- **Supplied records**:
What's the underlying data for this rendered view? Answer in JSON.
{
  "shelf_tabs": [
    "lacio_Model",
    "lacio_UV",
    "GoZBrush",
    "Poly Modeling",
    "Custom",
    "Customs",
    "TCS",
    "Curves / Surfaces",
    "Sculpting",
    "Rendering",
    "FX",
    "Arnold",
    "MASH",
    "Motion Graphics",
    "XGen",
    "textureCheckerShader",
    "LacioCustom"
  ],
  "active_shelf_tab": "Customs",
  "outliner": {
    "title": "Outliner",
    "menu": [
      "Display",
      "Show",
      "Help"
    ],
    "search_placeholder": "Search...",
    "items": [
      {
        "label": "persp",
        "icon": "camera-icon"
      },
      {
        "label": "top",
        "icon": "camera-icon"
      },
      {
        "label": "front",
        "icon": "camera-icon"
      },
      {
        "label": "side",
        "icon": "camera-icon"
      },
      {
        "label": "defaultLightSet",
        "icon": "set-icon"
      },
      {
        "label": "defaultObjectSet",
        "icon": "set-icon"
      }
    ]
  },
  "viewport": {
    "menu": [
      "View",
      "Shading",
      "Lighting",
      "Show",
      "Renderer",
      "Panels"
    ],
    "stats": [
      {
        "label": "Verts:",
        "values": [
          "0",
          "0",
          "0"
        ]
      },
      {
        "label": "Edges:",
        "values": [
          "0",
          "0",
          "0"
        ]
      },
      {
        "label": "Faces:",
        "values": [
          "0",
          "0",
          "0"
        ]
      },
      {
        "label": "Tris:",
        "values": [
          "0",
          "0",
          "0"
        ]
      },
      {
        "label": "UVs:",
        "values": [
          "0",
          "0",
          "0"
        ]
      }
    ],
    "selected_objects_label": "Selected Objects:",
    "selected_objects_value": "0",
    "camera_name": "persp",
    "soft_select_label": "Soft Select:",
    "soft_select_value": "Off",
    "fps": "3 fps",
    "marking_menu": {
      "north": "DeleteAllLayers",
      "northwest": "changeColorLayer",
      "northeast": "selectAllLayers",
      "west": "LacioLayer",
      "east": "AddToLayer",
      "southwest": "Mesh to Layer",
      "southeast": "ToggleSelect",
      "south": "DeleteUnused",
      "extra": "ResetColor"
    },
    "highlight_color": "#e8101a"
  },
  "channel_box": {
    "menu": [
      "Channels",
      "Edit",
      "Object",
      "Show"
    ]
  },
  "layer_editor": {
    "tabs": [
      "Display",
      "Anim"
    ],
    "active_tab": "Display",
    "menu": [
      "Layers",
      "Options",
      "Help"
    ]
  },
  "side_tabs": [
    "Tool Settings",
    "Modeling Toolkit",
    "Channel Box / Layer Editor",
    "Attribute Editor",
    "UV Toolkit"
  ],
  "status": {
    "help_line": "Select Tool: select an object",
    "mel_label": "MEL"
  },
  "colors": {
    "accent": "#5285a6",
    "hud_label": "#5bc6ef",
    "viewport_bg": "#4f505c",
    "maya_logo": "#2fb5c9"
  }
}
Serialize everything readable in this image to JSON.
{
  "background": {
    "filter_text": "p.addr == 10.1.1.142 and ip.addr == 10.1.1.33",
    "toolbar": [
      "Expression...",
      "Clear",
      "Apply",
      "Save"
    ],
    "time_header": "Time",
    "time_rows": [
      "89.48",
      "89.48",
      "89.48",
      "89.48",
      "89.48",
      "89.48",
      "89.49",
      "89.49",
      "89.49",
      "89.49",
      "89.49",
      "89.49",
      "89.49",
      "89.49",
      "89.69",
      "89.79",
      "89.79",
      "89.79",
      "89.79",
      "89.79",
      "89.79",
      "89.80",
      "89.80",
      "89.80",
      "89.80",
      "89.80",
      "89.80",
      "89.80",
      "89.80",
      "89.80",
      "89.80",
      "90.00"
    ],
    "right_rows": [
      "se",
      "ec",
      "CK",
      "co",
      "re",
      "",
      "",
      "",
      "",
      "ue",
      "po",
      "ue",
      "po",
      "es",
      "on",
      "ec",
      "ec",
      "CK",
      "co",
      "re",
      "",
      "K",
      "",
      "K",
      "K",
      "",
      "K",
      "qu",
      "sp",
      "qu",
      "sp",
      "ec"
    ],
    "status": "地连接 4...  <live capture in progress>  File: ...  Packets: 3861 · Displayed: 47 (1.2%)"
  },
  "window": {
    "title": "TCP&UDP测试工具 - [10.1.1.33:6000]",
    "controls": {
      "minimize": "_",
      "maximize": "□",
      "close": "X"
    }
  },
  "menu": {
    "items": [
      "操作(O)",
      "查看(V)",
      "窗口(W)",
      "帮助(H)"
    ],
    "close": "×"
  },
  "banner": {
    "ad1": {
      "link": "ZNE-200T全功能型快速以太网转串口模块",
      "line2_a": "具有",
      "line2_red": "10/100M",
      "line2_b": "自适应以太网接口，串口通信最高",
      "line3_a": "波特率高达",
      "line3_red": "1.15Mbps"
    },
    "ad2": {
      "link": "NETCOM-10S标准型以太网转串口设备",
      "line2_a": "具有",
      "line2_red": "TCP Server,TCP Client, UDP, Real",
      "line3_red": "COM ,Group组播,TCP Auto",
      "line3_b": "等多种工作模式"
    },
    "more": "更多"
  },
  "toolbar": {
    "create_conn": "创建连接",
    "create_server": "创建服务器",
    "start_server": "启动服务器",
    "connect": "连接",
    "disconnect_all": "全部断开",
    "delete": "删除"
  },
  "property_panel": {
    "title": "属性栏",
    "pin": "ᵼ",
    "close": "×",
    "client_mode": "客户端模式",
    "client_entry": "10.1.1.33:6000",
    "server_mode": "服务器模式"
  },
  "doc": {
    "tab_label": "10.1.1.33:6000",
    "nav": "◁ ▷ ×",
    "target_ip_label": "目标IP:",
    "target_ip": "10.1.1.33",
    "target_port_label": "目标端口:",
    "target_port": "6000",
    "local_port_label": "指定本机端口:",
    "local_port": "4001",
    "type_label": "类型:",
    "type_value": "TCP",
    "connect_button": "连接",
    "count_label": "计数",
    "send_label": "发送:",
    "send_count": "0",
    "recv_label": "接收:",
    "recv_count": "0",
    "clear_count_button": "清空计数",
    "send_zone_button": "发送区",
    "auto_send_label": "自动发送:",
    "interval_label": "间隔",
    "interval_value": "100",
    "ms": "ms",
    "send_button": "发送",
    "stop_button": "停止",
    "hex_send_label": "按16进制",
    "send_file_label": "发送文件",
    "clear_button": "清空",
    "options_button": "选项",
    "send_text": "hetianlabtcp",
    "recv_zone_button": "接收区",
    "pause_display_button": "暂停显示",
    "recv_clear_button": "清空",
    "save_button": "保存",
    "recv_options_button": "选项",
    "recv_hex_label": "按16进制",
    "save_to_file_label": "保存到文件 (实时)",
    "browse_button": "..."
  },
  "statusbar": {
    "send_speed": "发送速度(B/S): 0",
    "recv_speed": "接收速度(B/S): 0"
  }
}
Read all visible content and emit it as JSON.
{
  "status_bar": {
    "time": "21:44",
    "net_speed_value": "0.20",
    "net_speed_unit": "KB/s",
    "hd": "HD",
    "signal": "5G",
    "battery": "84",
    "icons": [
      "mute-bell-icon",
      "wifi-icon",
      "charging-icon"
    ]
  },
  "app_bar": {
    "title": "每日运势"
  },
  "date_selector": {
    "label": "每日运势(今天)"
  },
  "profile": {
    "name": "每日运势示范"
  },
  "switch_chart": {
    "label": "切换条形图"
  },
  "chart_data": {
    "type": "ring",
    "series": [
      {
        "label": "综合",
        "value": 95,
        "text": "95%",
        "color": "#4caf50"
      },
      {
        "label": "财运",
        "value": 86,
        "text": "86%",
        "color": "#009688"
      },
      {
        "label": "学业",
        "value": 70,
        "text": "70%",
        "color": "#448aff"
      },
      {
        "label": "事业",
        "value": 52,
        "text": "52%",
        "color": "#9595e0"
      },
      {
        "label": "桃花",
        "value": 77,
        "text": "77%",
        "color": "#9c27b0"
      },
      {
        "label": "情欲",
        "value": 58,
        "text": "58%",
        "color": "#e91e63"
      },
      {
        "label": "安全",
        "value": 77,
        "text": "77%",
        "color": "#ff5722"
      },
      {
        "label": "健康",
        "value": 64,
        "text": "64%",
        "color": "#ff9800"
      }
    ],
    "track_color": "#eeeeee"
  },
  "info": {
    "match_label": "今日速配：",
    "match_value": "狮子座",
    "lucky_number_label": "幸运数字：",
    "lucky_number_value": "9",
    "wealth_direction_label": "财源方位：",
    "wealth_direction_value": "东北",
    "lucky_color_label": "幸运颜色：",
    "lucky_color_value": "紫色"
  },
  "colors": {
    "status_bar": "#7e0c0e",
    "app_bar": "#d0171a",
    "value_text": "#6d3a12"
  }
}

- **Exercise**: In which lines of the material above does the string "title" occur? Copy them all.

- **Solved exercise**:
    "title": "Outliner",
    "title": "TCP&UDP测试工具 - [10.1.1.33:6000]",
    "title": "属性栏",
    "title": "每日运势"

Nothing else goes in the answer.